During the period when we were not dating but still seeing each other, he’d written me love poems. I kept them. I took them with me to Oregon and back again three times. At the end of my sophomore year of college I was packing up to come home for the summer, and I came across those poems. I thought to myself, “You are never gonna see him again, and after what you did to him, you deserve it. It’s time to stop carting these things around, move on, and put this part of the past behind you.” So I threw them away.
One or two weeks later, the HM called my house out of the blue, the first time I’d heard from him in three years. We talked for a long time. The next night we went out.

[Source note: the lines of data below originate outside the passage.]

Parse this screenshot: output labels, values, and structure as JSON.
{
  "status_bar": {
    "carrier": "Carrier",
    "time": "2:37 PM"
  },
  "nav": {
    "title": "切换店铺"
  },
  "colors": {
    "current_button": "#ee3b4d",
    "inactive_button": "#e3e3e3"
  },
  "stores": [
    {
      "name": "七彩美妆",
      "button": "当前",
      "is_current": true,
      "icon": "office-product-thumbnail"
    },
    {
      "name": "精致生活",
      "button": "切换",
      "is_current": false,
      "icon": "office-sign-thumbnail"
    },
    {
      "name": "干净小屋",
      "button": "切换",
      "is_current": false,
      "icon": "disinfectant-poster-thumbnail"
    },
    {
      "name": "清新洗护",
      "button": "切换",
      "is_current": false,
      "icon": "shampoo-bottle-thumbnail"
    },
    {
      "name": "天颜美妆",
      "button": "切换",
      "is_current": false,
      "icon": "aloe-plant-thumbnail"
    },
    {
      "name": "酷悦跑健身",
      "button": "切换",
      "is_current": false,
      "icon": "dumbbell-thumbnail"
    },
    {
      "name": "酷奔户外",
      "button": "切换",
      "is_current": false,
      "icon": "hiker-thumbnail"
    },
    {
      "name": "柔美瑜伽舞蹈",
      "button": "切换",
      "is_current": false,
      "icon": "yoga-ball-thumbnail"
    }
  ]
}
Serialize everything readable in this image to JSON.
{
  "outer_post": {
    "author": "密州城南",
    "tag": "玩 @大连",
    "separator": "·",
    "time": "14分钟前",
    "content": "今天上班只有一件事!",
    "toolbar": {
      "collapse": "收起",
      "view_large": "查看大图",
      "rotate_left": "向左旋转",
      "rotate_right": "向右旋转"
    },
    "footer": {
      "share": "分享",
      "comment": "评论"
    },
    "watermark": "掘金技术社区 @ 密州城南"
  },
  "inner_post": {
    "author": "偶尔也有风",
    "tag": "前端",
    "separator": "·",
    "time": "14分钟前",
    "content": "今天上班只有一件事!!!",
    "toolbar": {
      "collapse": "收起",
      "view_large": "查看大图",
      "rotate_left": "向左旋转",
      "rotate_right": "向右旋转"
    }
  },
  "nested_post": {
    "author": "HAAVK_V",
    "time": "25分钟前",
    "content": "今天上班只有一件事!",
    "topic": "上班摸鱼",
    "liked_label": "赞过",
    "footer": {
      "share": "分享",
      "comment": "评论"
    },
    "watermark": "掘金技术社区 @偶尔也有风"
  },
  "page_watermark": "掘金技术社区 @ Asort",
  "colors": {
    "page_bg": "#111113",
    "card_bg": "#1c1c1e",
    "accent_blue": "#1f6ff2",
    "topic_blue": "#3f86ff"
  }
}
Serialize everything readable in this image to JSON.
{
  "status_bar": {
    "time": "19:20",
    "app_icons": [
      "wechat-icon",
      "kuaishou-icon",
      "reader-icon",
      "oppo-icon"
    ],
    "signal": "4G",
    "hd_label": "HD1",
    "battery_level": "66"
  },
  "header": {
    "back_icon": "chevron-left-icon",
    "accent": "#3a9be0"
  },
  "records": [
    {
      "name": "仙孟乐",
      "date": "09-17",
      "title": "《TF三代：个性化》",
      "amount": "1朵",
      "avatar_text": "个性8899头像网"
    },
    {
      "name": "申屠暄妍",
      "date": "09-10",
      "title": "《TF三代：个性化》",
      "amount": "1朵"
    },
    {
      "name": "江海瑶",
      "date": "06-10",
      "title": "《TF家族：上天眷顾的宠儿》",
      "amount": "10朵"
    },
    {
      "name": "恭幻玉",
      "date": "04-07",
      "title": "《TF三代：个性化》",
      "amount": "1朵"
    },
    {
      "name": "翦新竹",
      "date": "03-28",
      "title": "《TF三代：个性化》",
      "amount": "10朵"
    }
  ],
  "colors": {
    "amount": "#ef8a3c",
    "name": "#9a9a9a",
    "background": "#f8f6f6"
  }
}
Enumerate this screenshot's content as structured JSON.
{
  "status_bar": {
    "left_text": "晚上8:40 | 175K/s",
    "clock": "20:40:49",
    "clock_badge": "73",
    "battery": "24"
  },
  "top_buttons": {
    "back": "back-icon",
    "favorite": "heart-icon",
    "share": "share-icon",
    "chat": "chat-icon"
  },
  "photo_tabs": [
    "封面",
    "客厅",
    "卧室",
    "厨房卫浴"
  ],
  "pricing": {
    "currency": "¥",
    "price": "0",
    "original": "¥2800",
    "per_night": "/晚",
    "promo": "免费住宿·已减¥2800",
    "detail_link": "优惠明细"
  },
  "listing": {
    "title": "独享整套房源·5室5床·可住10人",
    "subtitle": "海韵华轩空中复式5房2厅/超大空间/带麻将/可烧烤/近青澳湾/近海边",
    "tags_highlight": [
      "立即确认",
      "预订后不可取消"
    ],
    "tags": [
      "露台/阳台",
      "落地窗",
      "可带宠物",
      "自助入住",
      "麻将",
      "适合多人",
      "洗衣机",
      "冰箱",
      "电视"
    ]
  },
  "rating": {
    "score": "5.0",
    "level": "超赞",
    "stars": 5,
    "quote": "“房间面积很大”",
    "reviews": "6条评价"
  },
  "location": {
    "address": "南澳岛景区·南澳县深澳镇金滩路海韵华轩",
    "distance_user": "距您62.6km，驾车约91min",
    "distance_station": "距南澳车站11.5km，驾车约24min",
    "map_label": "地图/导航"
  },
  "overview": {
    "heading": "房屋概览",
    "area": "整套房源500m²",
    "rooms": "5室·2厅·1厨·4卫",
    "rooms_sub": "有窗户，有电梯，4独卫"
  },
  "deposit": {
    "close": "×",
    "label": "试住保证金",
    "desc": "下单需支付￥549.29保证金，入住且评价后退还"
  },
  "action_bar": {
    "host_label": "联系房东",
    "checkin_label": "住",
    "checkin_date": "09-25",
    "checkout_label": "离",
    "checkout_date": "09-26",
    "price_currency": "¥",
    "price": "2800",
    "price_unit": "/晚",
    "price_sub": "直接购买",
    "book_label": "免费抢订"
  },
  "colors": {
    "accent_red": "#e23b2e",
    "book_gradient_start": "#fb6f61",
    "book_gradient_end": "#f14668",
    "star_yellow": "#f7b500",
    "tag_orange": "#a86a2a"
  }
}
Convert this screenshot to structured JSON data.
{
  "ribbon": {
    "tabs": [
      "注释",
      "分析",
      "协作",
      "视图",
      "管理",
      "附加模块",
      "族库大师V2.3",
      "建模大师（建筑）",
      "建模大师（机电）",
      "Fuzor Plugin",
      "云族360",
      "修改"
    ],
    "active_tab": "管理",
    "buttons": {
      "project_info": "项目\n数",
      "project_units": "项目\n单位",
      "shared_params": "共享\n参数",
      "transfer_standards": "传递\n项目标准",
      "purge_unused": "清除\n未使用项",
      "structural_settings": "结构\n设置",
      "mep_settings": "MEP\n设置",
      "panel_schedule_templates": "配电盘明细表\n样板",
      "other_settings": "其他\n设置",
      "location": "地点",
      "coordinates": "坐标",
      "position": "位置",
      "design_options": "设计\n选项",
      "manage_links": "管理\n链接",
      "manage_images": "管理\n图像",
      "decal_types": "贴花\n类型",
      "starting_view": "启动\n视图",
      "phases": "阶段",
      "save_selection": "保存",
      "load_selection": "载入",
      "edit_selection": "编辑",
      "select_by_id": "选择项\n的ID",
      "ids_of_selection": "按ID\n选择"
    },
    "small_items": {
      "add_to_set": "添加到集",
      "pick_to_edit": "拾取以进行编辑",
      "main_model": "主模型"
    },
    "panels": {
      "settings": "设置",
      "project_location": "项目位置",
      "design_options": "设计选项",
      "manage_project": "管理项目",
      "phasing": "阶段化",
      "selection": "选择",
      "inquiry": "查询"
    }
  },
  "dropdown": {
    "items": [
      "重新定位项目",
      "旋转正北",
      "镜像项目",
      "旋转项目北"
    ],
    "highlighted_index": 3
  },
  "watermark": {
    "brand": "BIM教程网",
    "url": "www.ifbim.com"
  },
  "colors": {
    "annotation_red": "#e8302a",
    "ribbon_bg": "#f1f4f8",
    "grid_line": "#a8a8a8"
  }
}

On our very first date we went out for pizza. I sprinkled red peppers on my pizza and promptly inhaled some of them- as in, into my lungs I took foreign objects of burning and desolation. For the next thirty minutes I coughed and wheezed, searing my chest with fire every time I took a breath. I fully expected to see scorch marks on my blouse at any moment. I was in serious pain, and I could not speak at all. Every time I tried, I just coughed harder.
The Cute Boy finished off all the pizza except what I had on my plate. In between pieces of pizza he would say helpful things like, “So, where do you want to go next?” I wanted to tell him “To the emergency room,” but I couldn’t speak. I just hacked and coughed, most attractively I am sure, while the steam from my melted internal organs condensed and turned to tears that streamed down my cheeks.
I finally got my breath back from the fire breathing dragon who had stolen it and finished my pizza. All that coughing had made me hungry. While I was eating he rested his chin on his hand and stared at me intently through those blazing green/blue eyes. I could tell he was concentrating hard and thinking of something romantic to say. I was half right. When I swallowed he cleared his throat and said, “Do you know you chewed that bite of food 27 times?” I am not not making that up. Nor am I making up the part where all my kids, after they hear this story the first time, count how many times I chew my food and marvel that it really is 27 times.
After pizza we went to the mall. He proposed; I accepted. His proposal was something like this- we walked past the window of a furniture store. He said, “Oh, won’t that bed look pretty in our house when we get married?” I agreed that it would, and we had settled things.
Three months later the HM and I eloped. We were 20. Six months later, the HG was born, and while she was, according to a later OBGYN, a little early, she wasn’t 3 months early.
Clearly, we still had issues. I also still did not really, truly believe that I could be forgiven of all the wrong I had done in my teens. However, with the idea of motherhood, came a new idea- one of responsibility. I wasn’t going to take that new little person down with me if I could help it, and my new husband felt the same way (though he was more secure about his salvation than I was), and we put the old behind us and pressed on toward the new.
And here we are, 31 years, seven children, a military career, two countries and something like 15 or 16 houses, and five, soon to be six, grandbabies later. It’s a love story.=) God loved us in spite of ourselves, and did what He knew it would take to bring us together in a way that we would never part.
Be sure to see which questions the other moms answered:
Kim, at Life in a Shoe
Connie, at Smockity Frocks